* Exercise details
Set every entry down again precisely.
====== Records for the task
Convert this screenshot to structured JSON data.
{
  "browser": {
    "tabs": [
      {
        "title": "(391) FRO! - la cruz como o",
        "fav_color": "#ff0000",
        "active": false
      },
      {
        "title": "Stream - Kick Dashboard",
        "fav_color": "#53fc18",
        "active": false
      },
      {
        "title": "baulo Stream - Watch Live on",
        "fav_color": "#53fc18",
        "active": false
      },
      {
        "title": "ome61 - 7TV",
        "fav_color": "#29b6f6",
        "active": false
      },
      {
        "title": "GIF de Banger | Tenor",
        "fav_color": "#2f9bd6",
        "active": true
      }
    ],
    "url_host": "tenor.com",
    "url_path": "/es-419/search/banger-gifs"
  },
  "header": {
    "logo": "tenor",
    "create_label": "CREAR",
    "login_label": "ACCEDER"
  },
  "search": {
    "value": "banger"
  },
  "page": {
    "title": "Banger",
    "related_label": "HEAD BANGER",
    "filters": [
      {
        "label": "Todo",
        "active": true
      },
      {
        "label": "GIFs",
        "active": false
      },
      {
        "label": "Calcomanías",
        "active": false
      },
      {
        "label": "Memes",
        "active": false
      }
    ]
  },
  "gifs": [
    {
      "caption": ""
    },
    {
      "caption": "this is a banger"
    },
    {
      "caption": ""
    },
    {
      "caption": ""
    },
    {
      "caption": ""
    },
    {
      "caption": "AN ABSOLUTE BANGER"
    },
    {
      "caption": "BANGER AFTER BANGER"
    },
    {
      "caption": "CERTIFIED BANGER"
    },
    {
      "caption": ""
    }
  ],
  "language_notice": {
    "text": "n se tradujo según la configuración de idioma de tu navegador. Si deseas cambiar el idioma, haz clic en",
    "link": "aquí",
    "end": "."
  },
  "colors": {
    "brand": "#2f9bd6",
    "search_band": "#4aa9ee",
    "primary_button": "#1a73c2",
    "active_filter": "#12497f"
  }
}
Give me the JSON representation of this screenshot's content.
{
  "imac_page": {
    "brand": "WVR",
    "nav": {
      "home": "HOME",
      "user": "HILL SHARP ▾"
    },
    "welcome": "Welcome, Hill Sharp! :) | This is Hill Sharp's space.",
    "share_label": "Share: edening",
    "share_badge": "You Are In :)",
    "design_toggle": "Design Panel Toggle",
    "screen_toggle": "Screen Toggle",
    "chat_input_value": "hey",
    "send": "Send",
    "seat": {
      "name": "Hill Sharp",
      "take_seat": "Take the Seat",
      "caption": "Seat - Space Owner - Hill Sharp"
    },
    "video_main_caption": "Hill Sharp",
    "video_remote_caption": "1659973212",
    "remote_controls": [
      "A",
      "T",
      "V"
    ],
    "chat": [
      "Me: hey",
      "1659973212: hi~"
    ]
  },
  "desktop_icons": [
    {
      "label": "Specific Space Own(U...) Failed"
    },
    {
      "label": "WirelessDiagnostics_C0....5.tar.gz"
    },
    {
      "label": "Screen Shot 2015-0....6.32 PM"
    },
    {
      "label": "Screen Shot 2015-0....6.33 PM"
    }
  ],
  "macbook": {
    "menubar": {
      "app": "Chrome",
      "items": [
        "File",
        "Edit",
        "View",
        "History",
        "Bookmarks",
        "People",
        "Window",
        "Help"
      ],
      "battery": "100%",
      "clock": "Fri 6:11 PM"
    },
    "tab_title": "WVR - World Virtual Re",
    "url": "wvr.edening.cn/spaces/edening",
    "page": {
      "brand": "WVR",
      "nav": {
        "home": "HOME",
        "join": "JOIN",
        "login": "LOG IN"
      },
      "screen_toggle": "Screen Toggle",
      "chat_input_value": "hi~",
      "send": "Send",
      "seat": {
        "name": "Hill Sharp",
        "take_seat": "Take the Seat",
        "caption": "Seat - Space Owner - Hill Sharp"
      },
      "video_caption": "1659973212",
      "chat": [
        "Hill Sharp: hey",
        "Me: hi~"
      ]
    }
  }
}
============
* Result of this task
Convert this screenshot to structured JSON data.
{
  "browser": {
    "tabs": [
      {
        "title": "(391) FRO! - la cruz como o",
        "fav_color": "#ff0000",
        "active": false
      },
      {
        "title": "Stream - Kick Dashboard",
        "fav_color": "#53fc18",
        "active": false
      },
      {
        "title": "baulo Stream - Watch Live on",
        "fav_color": "#53fc18",
        "active": false
      },
      {
        "title": "ome61 - 7TV",
        "fav_color": "#29b6f6",
        "active": false
      },
      {
        "title": "GIF de Banger | Tenor",
        "fav_color": "#2f9bd6",
        "active": true
      }
    ],
    "url_host": "tenor.com",
    "url_path": "/es-419/search/banger-gifs"
  },
  "header": {
    "logo": "tenor",
    "create_label": "CREAR",
    "login_label": "ACCEDER"
  },
  "search": {
    "value": "banger"
  },
  "page": {
    "title": "Banger",
    "related_label": "HEAD BANGER",
    "filters": [
      {
        "label": "Todo",
        "active": true
      },
      {
        "label": "GIFs",
        "active": false
      },
      {
        "label": "Calcomanías",
        "active": false
      },
      {
        "label": "Memes",
        "active": false
      }
    ]
  },
  "gifs": [
    {
      "caption": ""
    },
    {
      "caption": "this is a banger"
    },
    {
      "caption": ""
    },
    {
      "caption": ""
    },
    {
      "caption": ""
    },
    {
      "caption": "AN ABSOLUTE BANGER"
    },
    {
      "caption": "BANGER AFTER BANGER"
    },
    {
      "caption": "CERTIFIED BANGER"
    },
    {
      "caption": ""
    }
  ],
  "language_notice": {
    "text": "n se tradujo según la configuración de idioma de tu navegador. Si deseas cambiar el idioma, haz clic en",
    "link": "aquí",
    "end": "."
  },
  "colors": {
    "brand": "#2f9bd6",
    "search_band": "#4aa9ee",
    "primary_button": "#1a73c2",
    "active_filter": "#12497f"
  }
}
Give me the JSON representation of this screenshot's content.
{
  "imac_page": {
    "brand": "WVR",
    "nav": {
      "home": "HOME",
      "user": "HILL SHARP ▾"
    },
    "welcome": "Welcome, Hill Sharp! :) | This is Hill Sharp's space.",
    "share_label": "Share: edening",
    "share_badge": "You Are In :)",
    "design_toggle": "Design Panel Toggle",
    "screen_toggle": "Screen Toggle",
    "chat_input_value": "hey",
    "send": "Send",
    "seat": {
      "name": "Hill Sharp",
      "take_seat": "Take the Seat",
      "caption": "Seat - Space Owner - Hill Sharp"
    },
    "video_main_caption": "Hill Sharp",
    "video_remote_caption": "1659973212",
    "remote_controls": [
      "A",
      "T",
      "V"
    ],
    "chat": [
      "Me: hey",
      "1659973212: hi~"
    ]
  },
  "desktop_icons": [
    {
      "label": "Specific Space Own(U...) Failed"
    },
    {
      "label": "WirelessDiagnostics_C0....5.tar.gz"
    },
    {
      "label": "Screen Shot 2015-0....6.32 PM"
    },
    {
      "label": "Screen Shot 2015-0....6.33 PM"
    }
  ],
  "macbook": {
    "menubar": {
      "app": "Chrome",
      "items": [
        "File",
        "Edit",
        "View",
        "History",
        "Bookmarks",
        "People",
        "Window",
        "Help"
      ],
      "battery": "100%",
      "clock": "Fri 6:11 PM"
    },
    "tab_title": "WVR - World Virtual Re",
    "url": "wvr.edening.cn/spaces/edening",
    "page": {
      "brand": "WVR",
      "nav": {
        "home": "HOME",
        "join": "JOIN",
        "login": "LOG IN"
      },
      "screen_toggle": "Screen Toggle",
      "chat_input_value": "hi~",
      "send": "Send",
      "seat": {
        "name": "Hill Sharp",
        "take_seat": "Take the Seat",
        "caption": "Seat - Space Owner - Hill Sharp"
      },
      "video_caption": "1659973212",
      "chat": [
        "Hill Sharp: hey",
        "Me: hi~"
      ]
    }
  }
}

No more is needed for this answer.